Q:  Thank you, Ron.  Lastly, to end our conversation, I’m curious to know what new trends you are seeing in developing leaders?

Ron:  That’s a great question and I have a number of responses to it.  The first is that I see a lot more focus on guiding the formation of leaders for performance rather than just generic leadership development.  There’s the ability to be a lot more focused on specific skills that will help a leader advance— more and more customization, if you will, in developing programs for leaders.

Another trend I’m seeing, which is a huge improvement over the past ten years or so, are the kind of assessments, or instruments, that are available to help people develop their self-awareness exponentially and to gain a much, much deeper understanding of what they do, how they do it, and why they do it, and then to be able to leverage that knowledge for greater performance and leadership effectiveness.

A third trend focuses on how important it is to organize and develop around a leader’s strengths and neutralize his or her weaknesses.  Still in America today, more training money is spent on trying to fix people than on trying to develop their strengths.  What we see is there’s more and more of a move to recognizing that uniqueness and developing according to the strength and the talent that a leader already has instead of trying to put something in there that’s not there.  If somebody is a quick decision maker and another person is a deliberate decision maker, instead of trying to change them and say that the fast decision maker has to slow down and the slow decision maker needs to speed up, we’re saying that, no, their tendency is what it is.  If somebody is a deliberate decision maker, how can we make him the most precise, the most analytical, the most comprehensive deliberate decision maker?  How do we help people to leverage those tendencies, because we need all kinds of decision makers?  Instead of trying to change people, how do we help them become the very most accomplished according to their natural style?  So that’s another one of the transitions— is organizing leadership development around strengths rather than trying to change people so much.

The fourth trend is a problem with succession.  A lot of organizations, not just in the United States but around the world, are having a difficult time finding the next generation of leaders.  This is because of the demographics— we have fewer people in the workplace as Baby Boomers retire— and this is also because of some of the generational tendencies that exist:  What the millennials value and want to get out of work compared to what the executives are thinking that they need and want to get out of work are very different.  There’s a tremendous war for getting the best talent and holding on to it, and it’s only going to intensify in the next ten years.  Companies really need to think about how they can build loyalty with their top performers if they’re going to hold on to them, because there are a lot of companies and organizations that would be quick to offer them a better deal or better package, so to speak.

The last trend in leadership that we see is the awareness of how important personal accountability is to leadership effectiveness.  This kind of personal accountability touches not only on character, but also on the leader’s commitment to continually learn and to continually develop his or her expertise— she recognizes that she has to get better and better every day and can’t just rest on her laurels because of an advanced degree or because of some past job somewhere else.  The constant learning and growing is an important part of the accountability.

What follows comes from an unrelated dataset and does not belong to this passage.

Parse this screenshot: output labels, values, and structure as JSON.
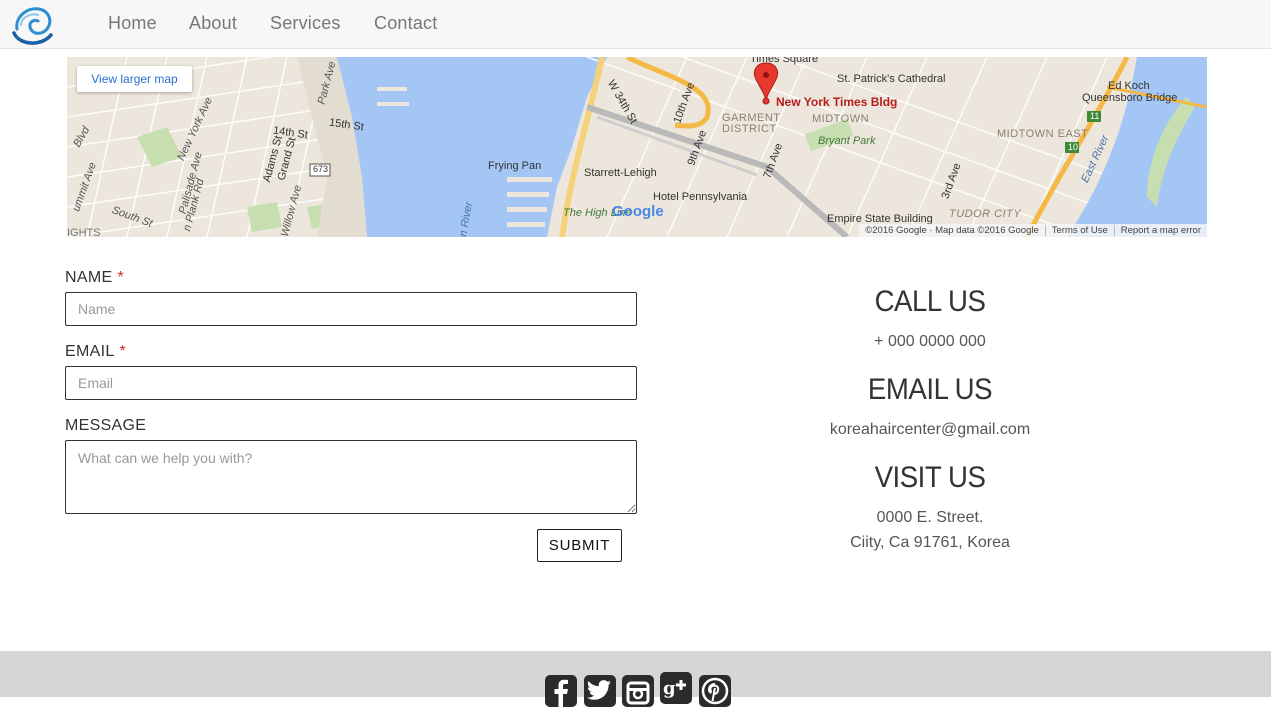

All our research points to personal accountability as being one of the most important skills or competencies that companies or organizations are looking for in their top leaders.

# # #

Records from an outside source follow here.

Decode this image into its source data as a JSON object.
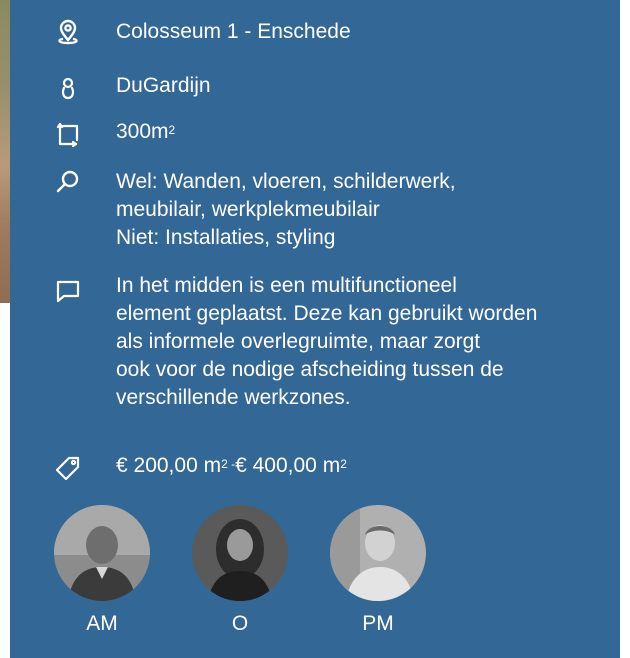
{
  "project": {
    "location": "Colosseum 1 - Enschede",
    "client": "DuGardijn",
    "area_value": "300m",
    "area_unit_sup": "2",
    "scope_lines": [
      "Wel: Wanden, vloeren, schilderwerk,",
      "meubilair, werkplekmeubilair",
      "Niet: Installaties, styling"
    ],
    "description_lines": [
      "In het midden is een multifunctioneel",
      "element geplaatst. Deze kan gebruikt worden",
      "als informele overlegruimte, maar zorgt",
      "ook voor de nodige afscheiding tussen de",
      "verschillende werkzones."
    ],
    "price": {
      "from": "€ 200,00 m",
      "from_sup": "2",
      "separator": " -",
      "to": "€ 400,00 m",
      "to_sup": "2"
    }
  },
  "people": [
    {
      "initials": "AM"
    },
    {
      "initials": "O"
    },
    {
      "initials": "PM"
    }
  ],
  "icons": [
    "location-icon",
    "person-icon",
    "area-icon",
    "search-icon",
    "comment-icon",
    "price-tag-icon"
  ],
  "colors": {
    "panel": "#336795",
    "text": "#ffffff"
  }
}
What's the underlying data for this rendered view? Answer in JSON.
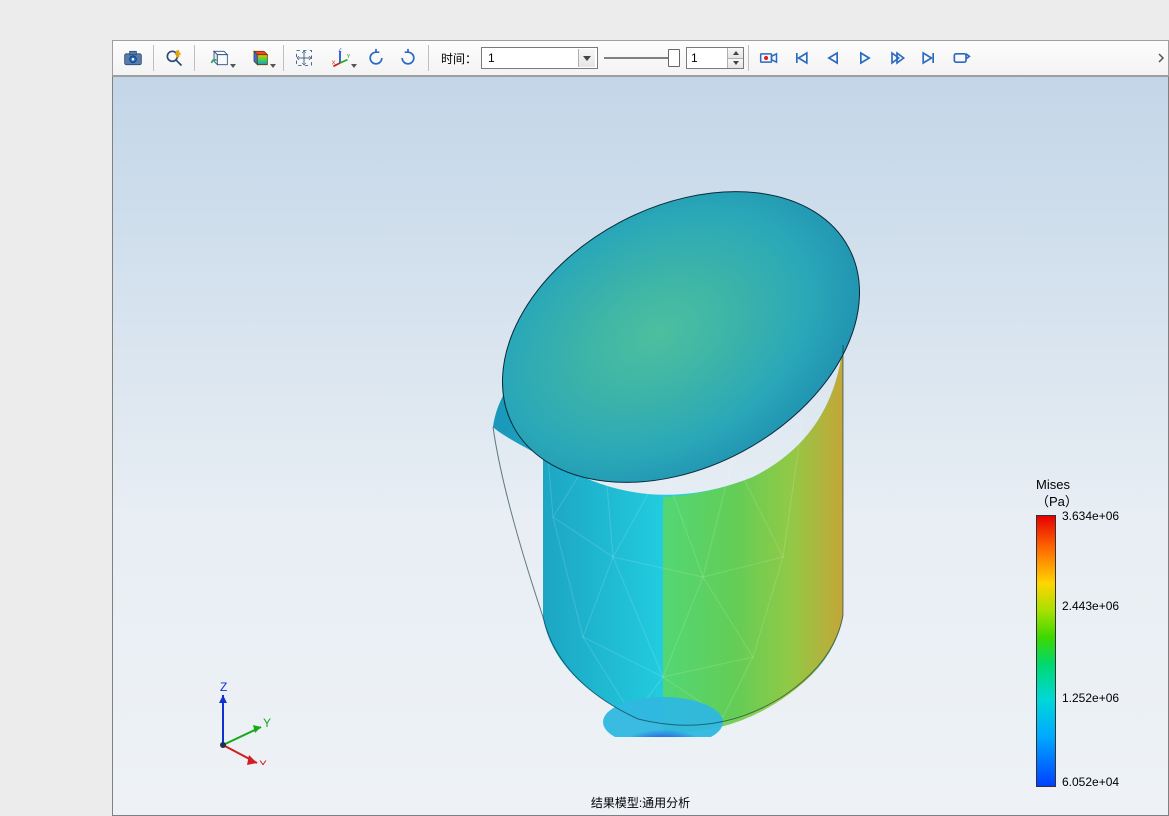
{
  "toolbar": {
    "time_label": "时间：",
    "time_value": "1",
    "frame_value": "1",
    "icons": {
      "camera": "camera-icon",
      "zoom_light": "zoom-lightning-icon",
      "box_brush": "box-brush-icon",
      "cube_color": "cube-colormap-icon",
      "fit": "fit-screen-icon",
      "axes": "axes-xyz-icon",
      "rotate_cw": "rotate-cw-icon",
      "rotate_ccw": "rotate-ccw-icon",
      "record": "record-icon",
      "first": "first-frame-icon",
      "prev": "prev-frame-icon",
      "play": "play-icon",
      "next": "next-frame-icon",
      "last": "last-frame-icon",
      "loop": "loop-icon",
      "overflow": "overflow-icon"
    }
  },
  "viewport": {
    "title": "结果模型:通用分析",
    "axes": {
      "x": "X",
      "y": "Y",
      "z": "Z"
    }
  },
  "legend": {
    "title": "Mises",
    "unit": "（Pa）",
    "ticks": [
      {
        "label": "3.634e+06",
        "pos": 0
      },
      {
        "label": "2.443e+06",
        "pos": 33
      },
      {
        "label": "1.252e+06",
        "pos": 67
      },
      {
        "label": "6.052e+04",
        "pos": 100
      }
    ]
  }
}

Want to learn more about working with an executive coach? Contact Whit Mitchell, a Price  & Associates affiliated coach and team dynamics expert, today.